Jayne Andreen has been named interim head of the state’s Council on Domestic Violence and Sexual Assault on an interim basis, filling the void left by Lauree Morton, who was asked to resign.
The nine-member board that leads the council voted unanimously during a special meeting Wednesday to hire Andreen. She’s a former executive director of CDVSA and is president of the Alaska Public Health Association Board of Directors.
During Wednesday’s meeting, council chair Patricia Owen said Andreen will oversee two grants — one through the U.S. Department of Justice Violence Against Women Act and another through the DOJ’s Victims of Crimes Act.
Council member Rachel Gernat said the grants allow the council to distribute funding to victim services programs. She said hiring Andreen will ensure the council doesn’t stop doing its work.
“This was the approach that we came up with to allow the office to continue to run, that we continue to have a voice in the Legislature and, more importantly, that we continue to be able to receive the funding that we have,” Gernat said.

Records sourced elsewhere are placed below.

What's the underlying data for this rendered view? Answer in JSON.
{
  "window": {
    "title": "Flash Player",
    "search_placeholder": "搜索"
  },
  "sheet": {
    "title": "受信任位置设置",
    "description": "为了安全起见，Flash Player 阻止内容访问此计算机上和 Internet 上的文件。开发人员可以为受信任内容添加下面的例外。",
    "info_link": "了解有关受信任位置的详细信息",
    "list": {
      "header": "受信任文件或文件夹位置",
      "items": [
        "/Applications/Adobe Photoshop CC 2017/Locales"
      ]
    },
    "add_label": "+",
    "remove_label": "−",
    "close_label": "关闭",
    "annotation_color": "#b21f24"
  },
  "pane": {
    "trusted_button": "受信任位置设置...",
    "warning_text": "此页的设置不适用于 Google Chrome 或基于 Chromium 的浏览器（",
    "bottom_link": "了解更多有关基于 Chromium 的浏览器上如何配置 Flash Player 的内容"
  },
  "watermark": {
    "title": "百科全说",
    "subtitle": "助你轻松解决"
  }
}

The council did not include public comment on its Wednesday agenda, but Owen read four statements that had been submitted to her after a special Dec. 12 meeting. All expressed dismay over Morton’s departure.
Morton’s last day as CDVSA’s executive director was Dec. 15. She stepped down from the position after Public Safety Commissioner Walt Monegan asked her to resign, citing his and the governor’s desire for CDVSA to go in a “different direction.”
Christine Pate, legal program director for the Alaska Network on Domestic Violence and Sexual Assault, referenced Morton’s “political acumen,” “fierce work ethic” and wrote, “It is my personal belief that Ms. Morton has been the most effective executive director that the council has had in the last 20 years.”
Christine King wrote Morton had “great integrity” and left a “legacy of affecting change for all Alaskans.
“The uncertainty of CDVSA’s future direction makes it very challenging for community partners to know how to help as we’re not privy on the changes our governor would like to see happen,” King wrote. “I understand that at the end of the day that we must move on amid decisions or directions that we may be weary of and I implore the council to continue to work with those of us in the community that represent those who have been historically voiceless.”
The council plans to finalize recruitment material for a new executive director in January.
• Contact reporter Lisa Phu at 523-2246 or email@example.com.